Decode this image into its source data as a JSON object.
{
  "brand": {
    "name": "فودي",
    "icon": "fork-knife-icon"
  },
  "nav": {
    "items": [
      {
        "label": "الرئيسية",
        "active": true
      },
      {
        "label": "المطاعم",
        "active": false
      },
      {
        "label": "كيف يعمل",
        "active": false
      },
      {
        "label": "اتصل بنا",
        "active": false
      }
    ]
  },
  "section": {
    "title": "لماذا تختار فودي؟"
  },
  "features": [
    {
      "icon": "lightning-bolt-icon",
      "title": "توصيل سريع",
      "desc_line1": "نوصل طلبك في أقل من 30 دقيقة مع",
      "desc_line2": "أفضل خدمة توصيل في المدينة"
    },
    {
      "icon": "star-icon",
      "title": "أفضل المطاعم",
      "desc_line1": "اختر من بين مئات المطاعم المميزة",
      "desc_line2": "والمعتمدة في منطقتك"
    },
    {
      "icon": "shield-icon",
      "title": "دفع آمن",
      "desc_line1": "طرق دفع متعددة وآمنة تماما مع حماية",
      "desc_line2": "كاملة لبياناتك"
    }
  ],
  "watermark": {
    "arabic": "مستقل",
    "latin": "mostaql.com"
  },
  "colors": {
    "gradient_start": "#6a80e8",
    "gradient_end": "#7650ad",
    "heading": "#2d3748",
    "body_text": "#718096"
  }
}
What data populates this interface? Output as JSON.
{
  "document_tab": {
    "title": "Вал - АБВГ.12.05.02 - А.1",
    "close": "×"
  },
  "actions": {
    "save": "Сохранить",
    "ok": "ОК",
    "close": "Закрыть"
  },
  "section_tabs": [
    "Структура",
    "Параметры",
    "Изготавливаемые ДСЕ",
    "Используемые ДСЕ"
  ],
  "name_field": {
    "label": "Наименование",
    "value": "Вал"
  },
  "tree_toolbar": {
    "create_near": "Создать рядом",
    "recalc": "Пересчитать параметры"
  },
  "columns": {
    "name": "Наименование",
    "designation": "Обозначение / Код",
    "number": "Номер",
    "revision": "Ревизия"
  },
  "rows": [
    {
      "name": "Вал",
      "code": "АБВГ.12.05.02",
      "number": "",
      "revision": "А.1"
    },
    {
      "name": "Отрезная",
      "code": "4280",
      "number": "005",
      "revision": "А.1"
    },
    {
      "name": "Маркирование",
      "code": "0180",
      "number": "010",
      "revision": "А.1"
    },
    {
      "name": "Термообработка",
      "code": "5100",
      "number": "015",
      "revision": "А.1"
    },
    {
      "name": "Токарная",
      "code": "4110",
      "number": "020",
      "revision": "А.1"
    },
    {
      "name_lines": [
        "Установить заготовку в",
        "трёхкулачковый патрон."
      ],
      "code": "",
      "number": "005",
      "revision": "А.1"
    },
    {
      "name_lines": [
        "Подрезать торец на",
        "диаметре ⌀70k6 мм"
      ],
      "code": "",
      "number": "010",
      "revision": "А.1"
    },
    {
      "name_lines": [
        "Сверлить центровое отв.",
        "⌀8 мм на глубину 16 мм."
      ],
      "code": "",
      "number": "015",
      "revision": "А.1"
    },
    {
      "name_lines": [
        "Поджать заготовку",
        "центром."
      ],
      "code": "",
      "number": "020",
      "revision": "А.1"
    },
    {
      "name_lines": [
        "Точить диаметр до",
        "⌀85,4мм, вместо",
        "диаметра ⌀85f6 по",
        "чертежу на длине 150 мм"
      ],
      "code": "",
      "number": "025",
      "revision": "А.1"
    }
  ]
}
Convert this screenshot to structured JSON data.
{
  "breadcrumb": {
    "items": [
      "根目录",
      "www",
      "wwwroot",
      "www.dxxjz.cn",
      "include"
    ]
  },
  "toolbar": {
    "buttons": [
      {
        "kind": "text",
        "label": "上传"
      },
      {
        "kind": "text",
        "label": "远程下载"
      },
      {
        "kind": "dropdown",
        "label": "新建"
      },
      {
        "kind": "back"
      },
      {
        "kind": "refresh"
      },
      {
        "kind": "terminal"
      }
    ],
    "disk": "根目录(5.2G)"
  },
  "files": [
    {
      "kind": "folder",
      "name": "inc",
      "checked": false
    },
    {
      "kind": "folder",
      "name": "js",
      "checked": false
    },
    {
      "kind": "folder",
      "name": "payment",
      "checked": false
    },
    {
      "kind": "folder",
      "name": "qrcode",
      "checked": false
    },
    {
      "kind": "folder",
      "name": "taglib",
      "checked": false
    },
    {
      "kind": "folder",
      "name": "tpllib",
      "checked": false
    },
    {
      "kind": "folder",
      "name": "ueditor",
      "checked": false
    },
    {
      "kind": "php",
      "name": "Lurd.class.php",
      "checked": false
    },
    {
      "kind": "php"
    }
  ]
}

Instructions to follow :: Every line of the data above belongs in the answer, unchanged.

Task response ::
Decode this image into its source data as a JSON object.
{
  "brand": {
    "name": "فودي",
    "icon": "fork-knife-icon"
  },
  "nav": {
    "items": [
      {
        "label": "الرئيسية",
        "active": true
      },
      {
        "label": "المطاعم",
        "active": false
      },
      {
        "label": "كيف يعمل",
        "active": false
      },
      {
        "label": "اتصل بنا",
        "active": false
      }
    ]
  },
  "section": {
    "title": "لماذا تختار فودي؟"
  },
  "features": [
    {
      "icon": "lightning-bolt-icon",
      "title": "توصيل سريع",
      "desc_line1": "نوصل طلبك في أقل من 30 دقيقة مع",
      "desc_line2": "أفضل خدمة توصيل في المدينة"
    },
    {
      "icon": "star-icon",
      "title": "أفضل المطاعم",
      "desc_line1": "اختر من بين مئات المطاعم المميزة",
      "desc_line2": "والمعتمدة في منطقتك"
    },
    {
      "icon": "shield-icon",
      "title": "دفع آمن",
      "desc_line1": "طرق دفع متعددة وآمنة تماما مع حماية",
      "desc_line2": "كاملة لبياناتك"
    }
  ],
  "watermark": {
    "arabic": "مستقل",
    "latin": "mostaql.com"
  },
  "colors": {
    "gradient_start": "#6a80e8",
    "gradient_end": "#7650ad",
    "heading": "#2d3748",
    "body_text": "#718096"
  }
}
What data populates this interface? Output as JSON.
{
  "document_tab": {
    "title": "Вал - АБВГ.12.05.02 - А.1",
    "close": "×"
  },
  "actions": {
    "save": "Сохранить",
    "ok": "ОК",
    "close": "Закрыть"
  },
  "section_tabs": [
    "Структура",
    "Параметры",
    "Изготавливаемые ДСЕ",
    "Используемые ДСЕ"
  ],
  "name_field": {
    "label": "Наименование",
    "value": "Вал"
  },
  "tree_toolbar": {
    "create_near": "Создать рядом",
    "recalc": "Пересчитать параметры"
  },
  "columns": {
    "name": "Наименование",
    "designation": "Обозначение / Код",
    "number": "Номер",
    "revision": "Ревизия"
  },
  "rows": [
    {
      "name": "Вал",
      "code": "АБВГ.12.05.02",
      "number": "",
      "revision": "А.1"
    },
    {
      "name": "Отрезная",
      "code": "4280",
      "number": "005",
      "revision": "А.1"
    },
    {
      "name": "Маркирование",
      "code": "0180",
      "number": "010",
      "revision": "А.1"
    },
    {
      "name": "Термообработка",
      "code": "5100",
      "number": "015",
      "revision": "А.1"
    },
    {
      "name": "Токарная",
      "code": "4110",
      "number": "020",
      "revision": "А.1"
    },
    {
      "name_lines": [
        "Установить заготовку в",
        "трёхкулачковый патрон."
      ],
      "code": "",
      "number": "005",
      "revision": "А.1"
    },
    {
      "name_lines": [
        "Подрезать торец на",
        "диаметре ⌀70k6 мм"
      ],
      "code": "",
      "number": "010",
      "revision": "А.1"
    },
    {
      "name_lines": [
        "Сверлить центровое отв.",
        "⌀8 мм на глубину 16 мм."
      ],
      "code": "",
      "number": "015",
      "revision": "А.1"
    },
    {
      "name_lines": [
        "Поджать заготовку",
        "центром."
      ],
      "code": "",
      "number": "020",
      "revision": "А.1"
    },
    {
      "name_lines": [
        "Точить диаметр до",
        "⌀85,4мм, вместо",
        "диаметра ⌀85f6 по",
        "чертежу на длине 150 мм"
      ],
      "code": "",
      "number": "025",
      "revision": "А.1"
    }
  ]
}
Convert this screenshot to structured JSON data.
{
  "breadcrumb": {
    "items": [
      "根目录",
      "www",
      "wwwroot",
      "www.dxxjz.cn",
      "include"
    ]
  },
  "toolbar": {
    "buttons": [
      {
        "kind": "text",
        "label": "上传"
      },
      {
        "kind": "text",
        "label": "远程下载"
      },
      {
        "kind": "dropdown",
        "label": "新建"
      },
      {
        "kind": "back"
      },
      {
        "kind": "refresh"
      },
      {
        "kind": "terminal"
      }
    ],
    "disk": "根目录(5.2G)"
  },
  "files": [
    {
      "kind": "folder",
      "name": "inc",
      "checked": false
    },
    {
      "kind": "folder",
      "name": "js",
      "checked": false
    },
    {
      "kind": "folder",
      "name": "payment",
      "checked": false
    },
    {
      "kind": "folder",
      "name": "qrcode",
      "checked": false
    },
    {
      "kind": "folder",
      "name": "taglib",
      "checked": false
    },
    {
      "kind": "folder",
      "name": "tpllib",
      "checked": false
    },
    {
      "kind": "folder",
      "name": "ueditor",
      "checked": false
    },
    {
      "kind": "php",
      "name": "Lurd.class.php",
      "checked": false
    },
    {
      "kind": "php"
    }
  ]
}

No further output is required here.